[Data to examine Boundary: Start]

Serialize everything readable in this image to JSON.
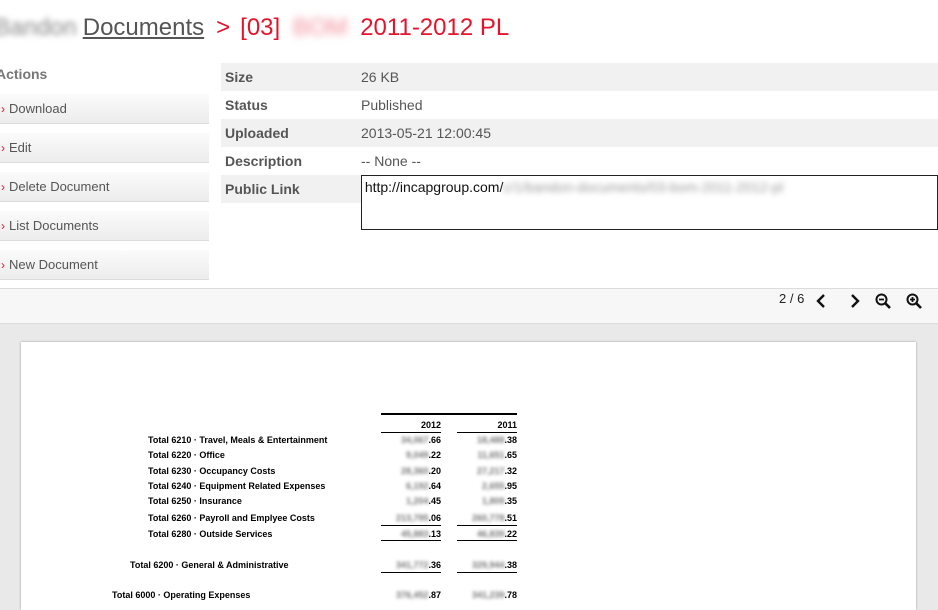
{
  "breadcrumb": {
    "blurred_owner": "Bandon",
    "documents_link": "Documents",
    "separator": ">",
    "doc_prefix": "[03]",
    "doc_blurred": "BOM",
    "doc_suffix": "2011-2012 PL"
  },
  "actions": {
    "title": "Actions",
    "items": [
      {
        "label": "Download"
      },
      {
        "label": "Edit"
      },
      {
        "label": "Delete Document"
      },
      {
        "label": "List Documents"
      },
      {
        "label": "New Document"
      }
    ]
  },
  "details": {
    "size_label": "Size",
    "size_value": "26 KB",
    "status_label": "Status",
    "status_value": "Published",
    "uploaded_label": "Uploaded",
    "uploaded_value": "2013-05-21 12:00:45",
    "description_label": "Description",
    "description_value": "-- None --",
    "public_link_label": "Public Link",
    "public_link_prefix": "http://incapgroup.com/",
    "public_link_blurred": "c/1/bandon-documents/03-bom-2011-2012-pl"
  },
  "viewer": {
    "page_indicator": "2 / 6",
    "icons": [
      "chevron-left-icon",
      "chevron-right-icon",
      "zoom-out-icon",
      "zoom-in-icon"
    ]
  },
  "document": {
    "col_2012": "2012",
    "col_2011": "2011",
    "rows": [
      {
        "label": "Total 6210 · Travel, Meals & Entertainment",
        "v2012_blur": "34,067",
        "v2012_tail": ".66",
        "v2011_blur": "18,488",
        "v2011_tail": ".38"
      },
      {
        "label": "Total 6220 · Office",
        "v2012_blur": "9,049",
        "v2012_tail": ".22",
        "v2011_blur": "11,651",
        "v2011_tail": ".65"
      },
      {
        "label": "Total 6230 · Occupancy Costs",
        "v2012_blur": "28,360",
        "v2012_tail": ".20",
        "v2011_blur": "27,217",
        "v2011_tail": ".32"
      },
      {
        "label": "Total 6240 · Equipment Related Expenses",
        "v2012_blur": "6,192",
        "v2012_tail": ".64",
        "v2011_blur": "2,655",
        "v2011_tail": ".95"
      },
      {
        "label": "Total 6250 · Insurance",
        "v2012_blur": "1,204",
        "v2012_tail": ".45",
        "v2011_blur": "1,809",
        "v2011_tail": ".35"
      },
      {
        "label": "Total 6260 · Payroll and Emplyee Costs",
        "v2012_blur": "213,795",
        "v2012_tail": ".06",
        "v2011_blur": "260,778",
        "v2011_tail": ".51"
      },
      {
        "label": "Total 6280 · Outside Services",
        "v2012_blur": "45,883",
        "v2012_tail": ".13",
        "v2011_blur": "46,839",
        "v2011_tail": ".22"
      }
    ],
    "subtotal": {
      "label": "Total 6200 · General & Administrative",
      "v2012_blur": "341,772",
      "v2012_tail": ".36",
      "v2011_blur": "329,944",
      "v2011_tail": ".38"
    },
    "total": {
      "label": "Total 6000 · Operating Expenses",
      "v2012_blur": "376,452",
      "v2012_tail": ".87",
      "v2011_blur": "341,239",
      "v2011_tail": ".78"
    }
  },
  "colors": {
    "accent": "#e5132c",
    "text": "#555555",
    "row_alt": "#f1f1f1"
  }
}
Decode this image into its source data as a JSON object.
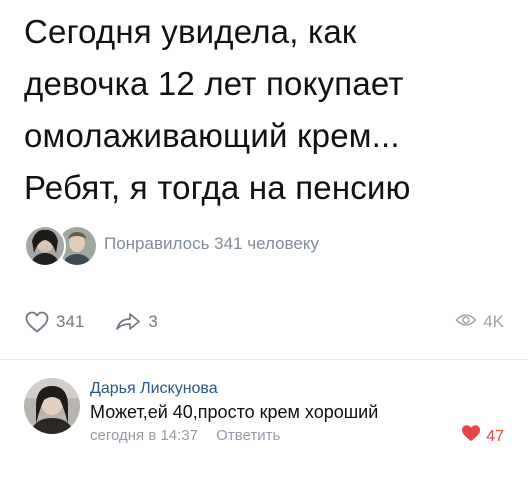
{
  "post": {
    "lines": [
      "Сегодня увидела, как",
      "девочка 12 лет покупает",
      "омолаживающий крем...",
      "Ребят, я тогда на пенсию"
    ],
    "liked_by_text": "Понравилось 341 человеку"
  },
  "actions": {
    "likes": "341",
    "shares": "3",
    "views": "4K"
  },
  "comment": {
    "author": "Дарья Лискунова",
    "text": "Может,ей 40,просто крем хороший",
    "time": "сегодня в 14:37",
    "reply_label": "Ответить",
    "likes": "47"
  },
  "colors": {
    "link": "#2a5885",
    "secondary": "#818c99",
    "liked_heart": "#e64646"
  },
  "icons": {
    "like": "heart-outline-icon",
    "share": "share-arrow-icon",
    "views": "eye-icon",
    "comment_like": "heart-filled-icon"
  }
}
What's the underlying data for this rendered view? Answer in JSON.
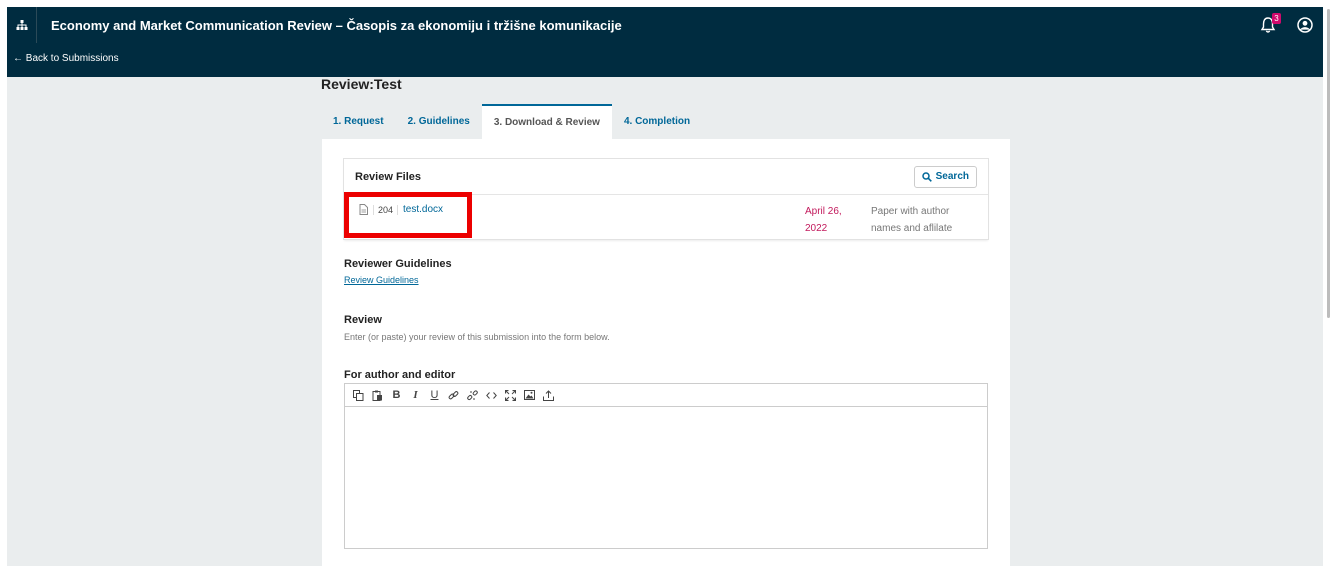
{
  "header": {
    "site_title": "Economy and Market Communication Review – Časopis za ekonomiju i tržišne komunikacije",
    "notification_count": "3",
    "back_link": "← Back to Submissions"
  },
  "page": {
    "title": "Review:Test"
  },
  "tabs": [
    {
      "label": "1. Request",
      "active": false
    },
    {
      "label": "2. Guidelines",
      "active": false
    },
    {
      "label": "3. Download & Review",
      "active": true
    },
    {
      "label": "4. Completion",
      "active": false
    }
  ],
  "review_files": {
    "title": "Review Files",
    "search_label": "Search",
    "files": [
      {
        "id": "204",
        "name": "test.docx",
        "date": "April 26, 2022",
        "description": "Paper with author names and aflilate"
      }
    ]
  },
  "reviewer_guidelines": {
    "title": "Reviewer Guidelines",
    "link": "Review Guidelines"
  },
  "review": {
    "title": "Review",
    "description": "Enter (or paste) your review of this submission into the form below."
  },
  "editor": {
    "label": "For author and editor",
    "toolbar": [
      "copy-icon",
      "paste-icon",
      "bold-icon",
      "italic-icon",
      "underline-icon",
      "link-icon",
      "unlink-icon",
      "code-icon",
      "fullscreen-icon",
      "image-icon",
      "upload-icon"
    ],
    "value": ""
  },
  "colors": {
    "header": "#002c40",
    "accent": "#006798",
    "date": "#c2185b",
    "badge": "#d00a6c",
    "highlight": "#ec0000"
  }
}
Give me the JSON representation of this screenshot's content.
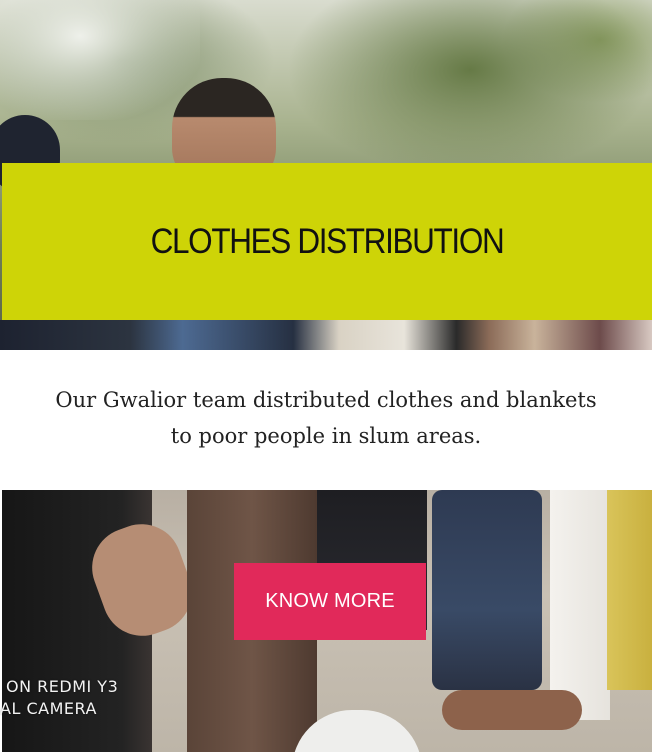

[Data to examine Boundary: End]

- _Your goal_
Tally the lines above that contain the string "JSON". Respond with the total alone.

- _Finished task_
4